[Web page and app entries]
○ ○ ○ ○ ○
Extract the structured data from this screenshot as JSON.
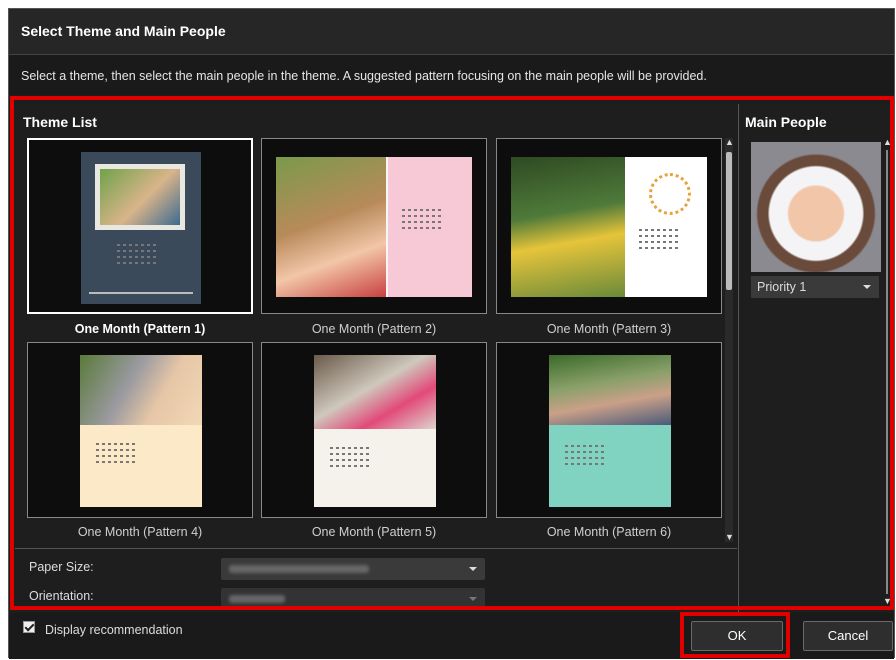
{
  "dialog": {
    "title": "Select Theme and Main People",
    "instruction": "Select a theme, then select the main people in the theme. A suggested pattern focusing on the main people will be provided."
  },
  "theme_list": {
    "header": "Theme List",
    "items": [
      {
        "label": "One Month (Pattern 1)",
        "selected": true
      },
      {
        "label": "One Month (Pattern 2)",
        "selected": false
      },
      {
        "label": "One Month (Pattern 3)",
        "selected": false
      },
      {
        "label": "One Month (Pattern 4)",
        "selected": false
      },
      {
        "label": "One Month (Pattern 5)",
        "selected": false
      },
      {
        "label": "One Month (Pattern 6)",
        "selected": false
      }
    ]
  },
  "settings": {
    "paper_size_label": "Paper Size:",
    "orientation_label": "Orientation:"
  },
  "main_people": {
    "header": "Main People",
    "priority_value": "Priority 1"
  },
  "footer": {
    "display_recommendation_label": "Display recommendation",
    "display_recommendation_checked": true,
    "ok_label": "OK",
    "cancel_label": "Cancel"
  },
  "colors": {
    "highlight": "#e00000",
    "background": "#1d1d1d"
  }
}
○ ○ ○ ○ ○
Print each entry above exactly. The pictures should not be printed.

* _SOLUTION FOR THIS EXERCISE_:
Extract the structured data from this screenshot as JSON.
{
  "dialog": {
    "title": "Select Theme and Main People",
    "instruction": "Select a theme, then select the main people in the theme. A suggested pattern focusing on the main people will be provided."
  },
  "theme_list": {
    "header": "Theme List",
    "items": [
      {
        "label": "One Month (Pattern 1)",
        "selected": true
      },
      {
        "label": "One Month (Pattern 2)",
        "selected": false
      },
      {
        "label": "One Month (Pattern 3)",
        "selected": false
      },
      {
        "label": "One Month (Pattern 4)",
        "selected": false
      },
      {
        "label": "One Month (Pattern 5)",
        "selected": false
      },
      {
        "label": "One Month (Pattern 6)",
        "selected": false
      }
    ]
  },
  "settings": {
    "paper_size_label": "Paper Size:",
    "orientation_label": "Orientation:"
  },
  "main_people": {
    "header": "Main People",
    "priority_value": "Priority 1"
  },
  "footer": {
    "display_recommendation_label": "Display recommendation",
    "display_recommendation_checked": true,
    "ok_label": "OK",
    "cancel_label": "Cancel"
  },
  "colors": {
    "highlight": "#e00000",
    "background": "#1d1d1d"
  }
}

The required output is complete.